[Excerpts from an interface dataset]

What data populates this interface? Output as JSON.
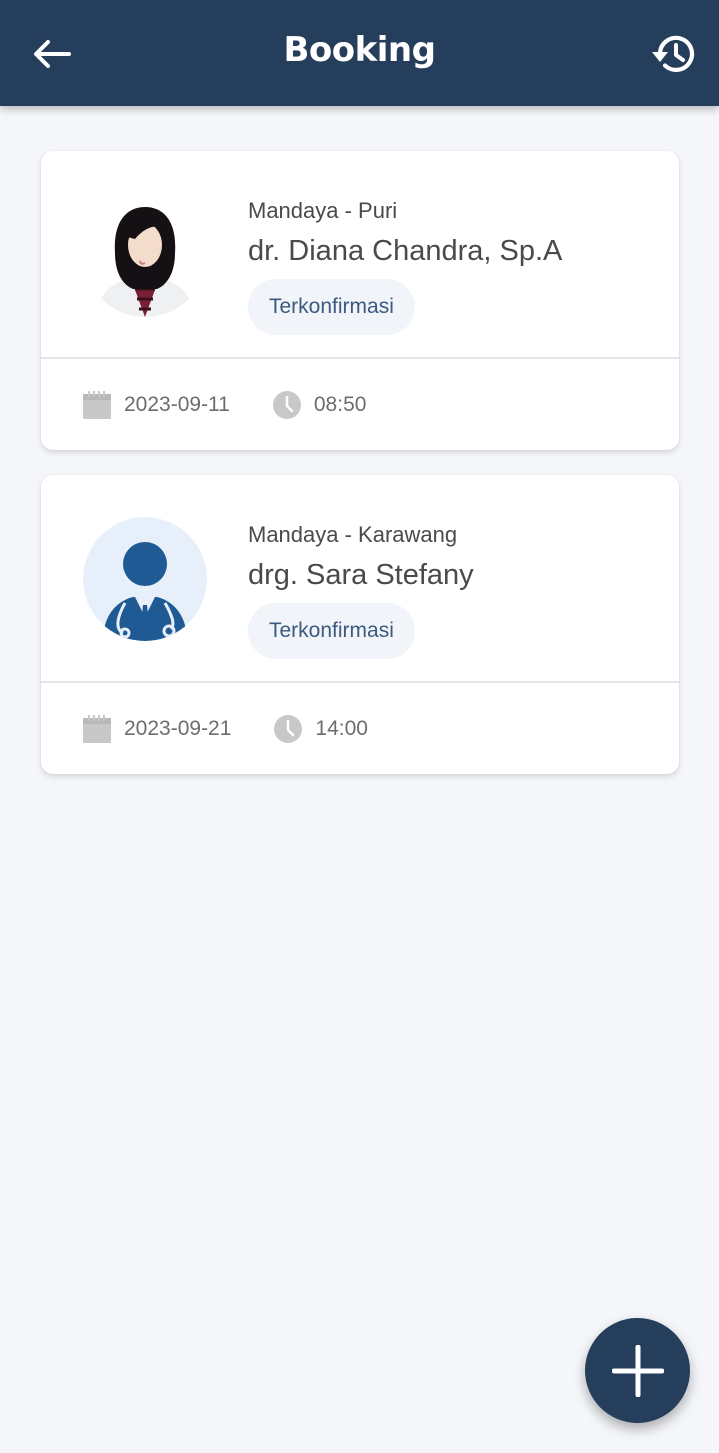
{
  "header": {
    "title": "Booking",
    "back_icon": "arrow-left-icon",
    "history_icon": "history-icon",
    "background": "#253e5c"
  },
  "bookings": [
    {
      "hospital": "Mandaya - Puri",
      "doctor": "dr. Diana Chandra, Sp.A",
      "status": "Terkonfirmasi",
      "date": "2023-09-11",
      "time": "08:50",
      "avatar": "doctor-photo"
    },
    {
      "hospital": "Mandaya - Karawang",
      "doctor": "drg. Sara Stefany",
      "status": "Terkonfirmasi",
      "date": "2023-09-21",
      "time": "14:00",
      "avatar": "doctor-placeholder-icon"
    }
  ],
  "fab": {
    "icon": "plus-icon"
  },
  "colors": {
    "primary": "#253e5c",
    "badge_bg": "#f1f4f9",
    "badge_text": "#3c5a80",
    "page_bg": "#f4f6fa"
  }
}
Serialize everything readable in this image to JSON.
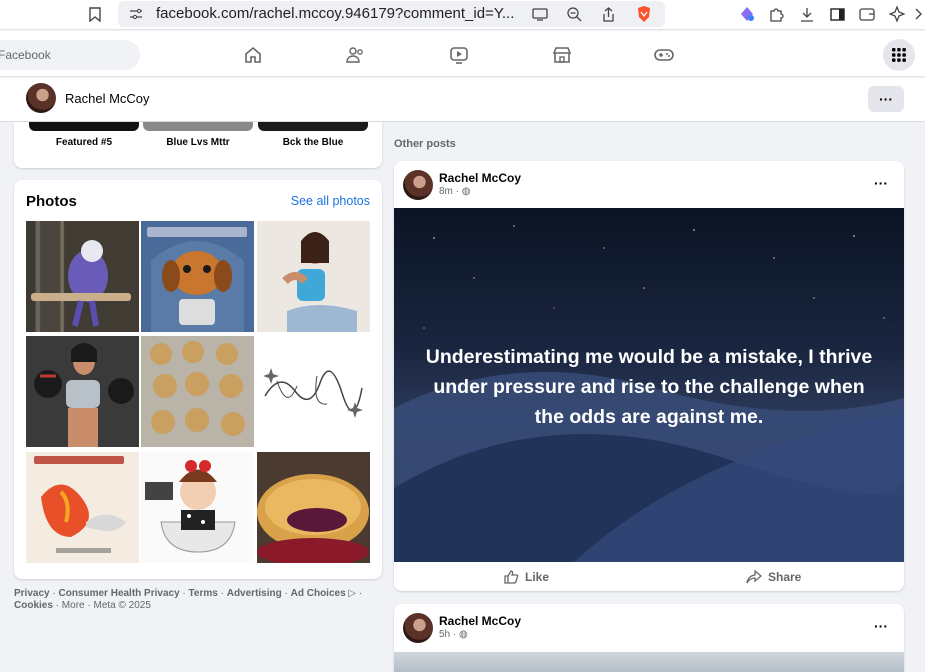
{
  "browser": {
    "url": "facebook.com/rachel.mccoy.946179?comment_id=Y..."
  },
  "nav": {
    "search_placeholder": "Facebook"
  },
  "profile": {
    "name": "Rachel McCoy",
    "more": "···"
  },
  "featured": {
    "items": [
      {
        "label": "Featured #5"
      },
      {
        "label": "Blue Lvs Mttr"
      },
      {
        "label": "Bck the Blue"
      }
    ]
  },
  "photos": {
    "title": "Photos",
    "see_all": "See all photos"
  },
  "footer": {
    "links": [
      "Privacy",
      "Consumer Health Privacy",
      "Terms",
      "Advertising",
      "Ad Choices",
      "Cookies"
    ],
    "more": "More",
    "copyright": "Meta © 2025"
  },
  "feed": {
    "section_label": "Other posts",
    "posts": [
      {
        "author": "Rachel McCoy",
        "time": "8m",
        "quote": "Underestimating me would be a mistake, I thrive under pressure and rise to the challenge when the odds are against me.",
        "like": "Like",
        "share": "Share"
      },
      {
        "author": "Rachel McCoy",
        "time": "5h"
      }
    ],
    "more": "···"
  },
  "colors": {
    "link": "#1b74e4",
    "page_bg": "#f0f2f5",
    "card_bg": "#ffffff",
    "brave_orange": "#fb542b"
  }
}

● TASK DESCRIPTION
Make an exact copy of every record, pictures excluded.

● ANSWER TO THIS EXERCISE
What data populates this interface? Output as JSON.
{
  "header": {
    "title": "Booking",
    "back_icon": "arrow-left-icon",
    "history_icon": "history-icon",
    "background": "#253e5c"
  },
  "bookings": [
    {
      "hospital": "Mandaya - Puri",
      "doctor": "dr. Diana Chandra, Sp.A",
      "status": "Terkonfirmasi",
      "date": "2023-09-11",
      "time": "08:50",
      "avatar": "doctor-photo"
    },
    {
      "hospital": "Mandaya - Karawang",
      "doctor": "drg. Sara Stefany",
      "status": "Terkonfirmasi",
      "date": "2023-09-21",
      "time": "14:00",
      "avatar": "doctor-placeholder-icon"
    }
  ],
  "fab": {
    "icon": "plus-icon"
  },
  "colors": {
    "primary": "#253e5c",
    "badge_bg": "#f1f4f9",
    "badge_text": "#3c5a80",
    "page_bg": "#f4f6fa"
  }
}
Serialize everything readable in this image to JSON.
{
  "browser": {
    "url": "facebook.com/rachel.mccoy.946179?comment_id=Y..."
  },
  "nav": {
    "search_placeholder": "Facebook"
  },
  "profile": {
    "name": "Rachel McCoy",
    "more": "···"
  },
  "featured": {
    "items": [
      {
        "label": "Featured #5"
      },
      {
        "label": "Blue Lvs Mttr"
      },
      {
        "label": "Bck the Blue"
      }
    ]
  },
  "photos": {
    "title": "Photos",
    "see_all": "See all photos"
  },
  "footer": {
    "links": [
      "Privacy",
      "Consumer Health Privacy",
      "Terms",
      "Advertising",
      "Ad Choices",
      "Cookies"
    ],
    "more": "More",
    "copyright": "Meta © 2025"
  },
  "feed": {
    "section_label": "Other posts",
    "posts": [
      {
        "author": "Rachel McCoy",
        "time": "8m",
        "quote": "Underestimating me would be a mistake, I thrive under pressure and rise to the challenge when the odds are against me.",
        "like": "Like",
        "share": "Share"
      },
      {
        "author": "Rachel McCoy",
        "time": "5h"
      }
    ],
    "more": "···"
  },
  "colors": {
    "link": "#1b74e4",
    "page_bg": "#f0f2f5",
    "card_bg": "#ffffff",
    "brave_orange": "#fb542b"
  }
}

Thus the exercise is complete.